Those words will ring true with many Muslim young men living on unemployment benefits in France's run down "banlieues" city suburbs. While far more often characterized by acts of symbolic and formal separatism than by actual terrorism, Islamism in these areas has fed resentment under an exclusionary understanding of 'Frenchness.' Many of these young Muslims of color believe they are destined forever to be second class citizens. As these sentiments have become more pervasive and powerful, they have fueled support for a separate Salafi-identity outside of French civil society. Over time this has reached state structures, especially at local levels. Evincing as much, one of Macron's planned reforms is to prevent local authorities from segregating swimming pool access for men and women. Macron's challenge, however, is that new rules and expanded economic opportunity won't alone reverse this separatist trend. The government's ban on Islamic face coverings, for example, has fed deep resentment without any obvious benefit for promoting social inclusion. Over time, only a matching of new opportunity, expectation, and education will help French civil society close ranks.
Macron must be bold. Absent that endeavor, the social fissures which facilitate attacks such as that on Paty will only widen. And if Macron can't show some measure of progress by 2022, his reelection campaign will have a soft underbelly ripe for targeting by the hardline nationalist, Marine Le Pen.
Tags: Opinion, Beltway Confidential, France, Islamism, Islamic State, Mali, Paris, Emmanuel Macron, Foreign Policy, Terrorism

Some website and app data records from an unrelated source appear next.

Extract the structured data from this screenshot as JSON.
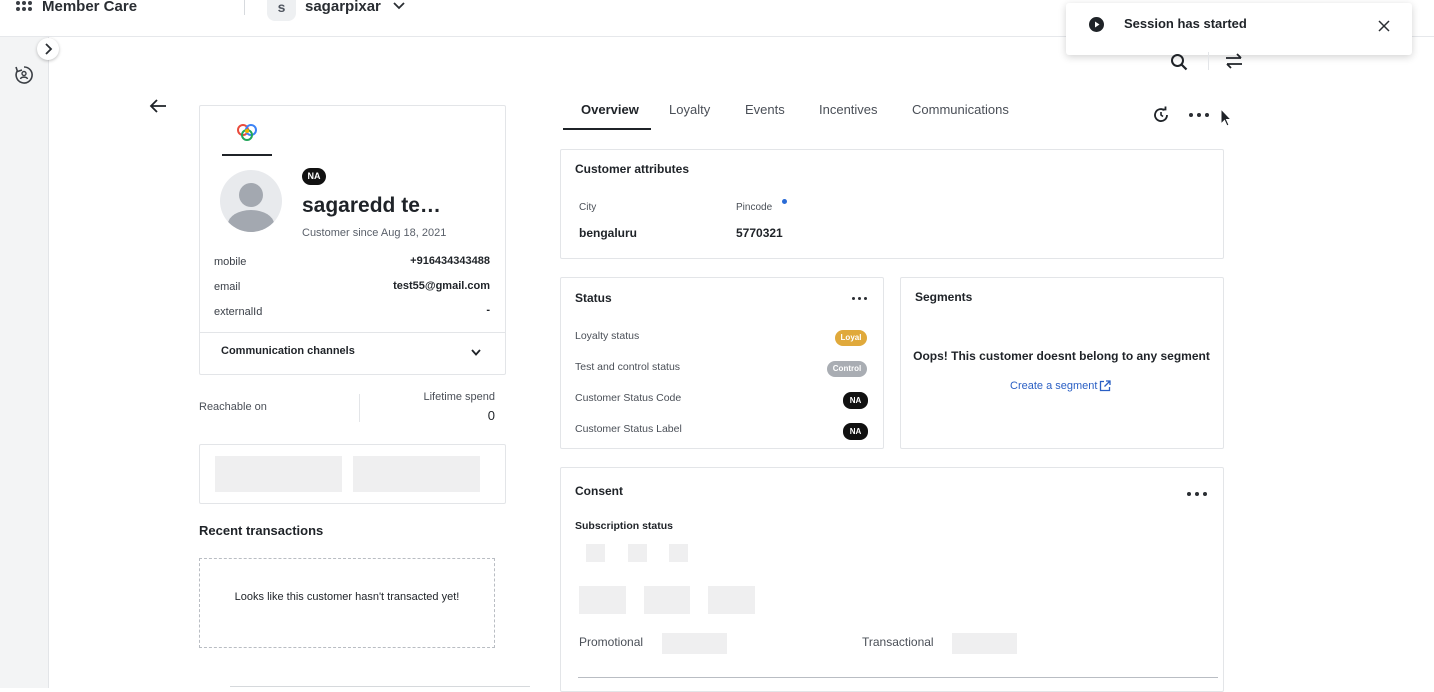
{
  "app": {
    "title": "Member Care"
  },
  "user": {
    "initial": "s",
    "name": "sagarpixar"
  },
  "toast": {
    "message": "Session has started"
  },
  "profile": {
    "badge": "NA",
    "name": "sagaredd te…",
    "customer_since": "Customer since Aug 18, 2021",
    "fields": [
      {
        "label": "mobile",
        "value": "+916434343488"
      },
      {
        "label": "email",
        "value": "test55@gmail.com"
      },
      {
        "label": "externalId",
        "value": "-"
      }
    ],
    "communication_channels": "Communication channels",
    "reachable_on": "Reachable on",
    "lifetime_spend_label": "Lifetime spend",
    "lifetime_spend_value": "0"
  },
  "recent_transactions": {
    "title": "Recent transactions",
    "empty": "Looks like this customer hasn't transacted yet!"
  },
  "tabs": [
    {
      "label": "Overview"
    },
    {
      "label": "Loyalty"
    },
    {
      "label": "Events"
    },
    {
      "label": "Incentives"
    },
    {
      "label": "Communications"
    }
  ],
  "customer_attributes": {
    "title": "Customer attributes",
    "items": [
      {
        "label": "City",
        "value": "bengaluru"
      },
      {
        "label": "Pincode",
        "value": "5770321"
      }
    ]
  },
  "status": {
    "title": "Status",
    "rows": [
      {
        "label": "Loyalty status",
        "value": "Loyal",
        "color": "#e0a93b"
      },
      {
        "label": "Test and control status",
        "value": "Control",
        "color": "#a9adb3"
      },
      {
        "label": "Customer Status Code",
        "value": "NA",
        "color": "#111111"
      },
      {
        "label": "Customer Status Label",
        "value": "NA",
        "color": "#111111"
      }
    ]
  },
  "segments": {
    "title": "Segments",
    "empty": "Oops! This customer doesnt belong to any segment",
    "link": "Create a segment"
  },
  "consent": {
    "title": "Consent",
    "subscription_status": "Subscription status",
    "promotional": "Promotional",
    "transactional": "Transactional"
  },
  "colors": {
    "accent": "#1f2328",
    "link": "#2a5fc4"
  }
}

Original Author: Tom Rogan
Original Location: France's overdue reckoning with Islamist extremism